• [Instructions for the task]
Tell how many lines in the data below hold the string "icon"; give nothing but the number.

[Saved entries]
|---|

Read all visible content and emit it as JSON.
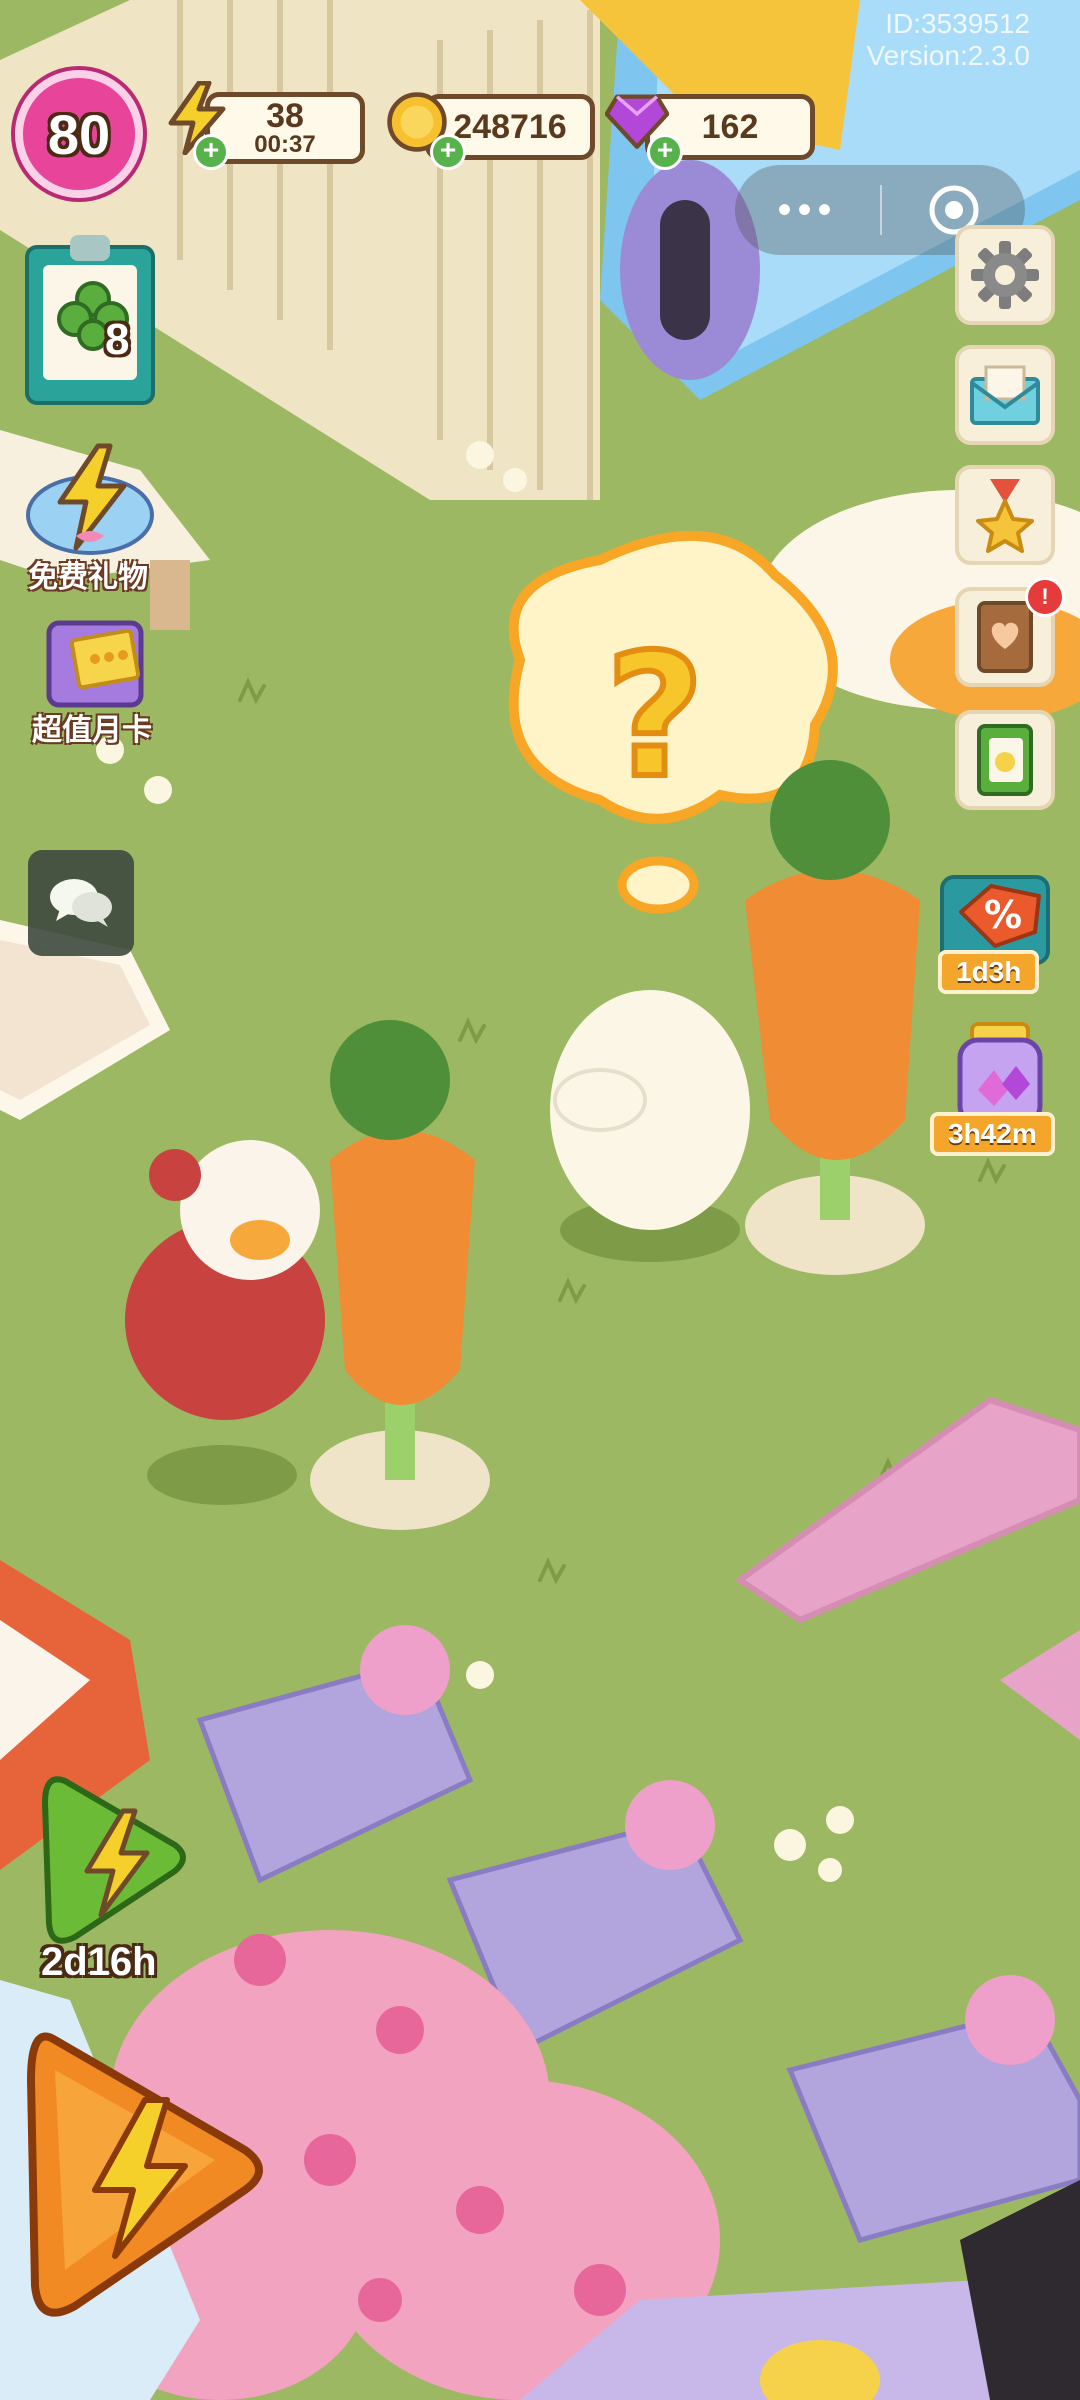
{
  "top_right_overlay": {
    "id_text": "ID:3539512",
    "version_text": "Version:2.3.0"
  },
  "player": {
    "level": "80"
  },
  "resources": {
    "energy": {
      "value": "38",
      "timer": "00:37",
      "icon": "lightning-icon"
    },
    "coins": {
      "value": "248716",
      "icon": "coin-icon"
    },
    "gems": {
      "value": "162",
      "icon": "gem-icon"
    }
  },
  "task_board": {
    "count": "8",
    "icon": "clipboard-clover-icon"
  },
  "left_menu": {
    "free_gift_label": "免费礼物",
    "monthly_card_label": "超值月卡"
  },
  "right_menu": {
    "sale_timer": "1d3h",
    "jar_timer": "3h42m"
  },
  "bottom_left": {
    "energy_event_timer": "2d16h"
  },
  "colors": {
    "grass": "#9cb862",
    "pill_border": "#6e4a2a",
    "level_badge": "#e8449a",
    "timer_tag": "#f4a62a",
    "plus_green": "#58b24c"
  }
}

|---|

• [Answer to this task]
4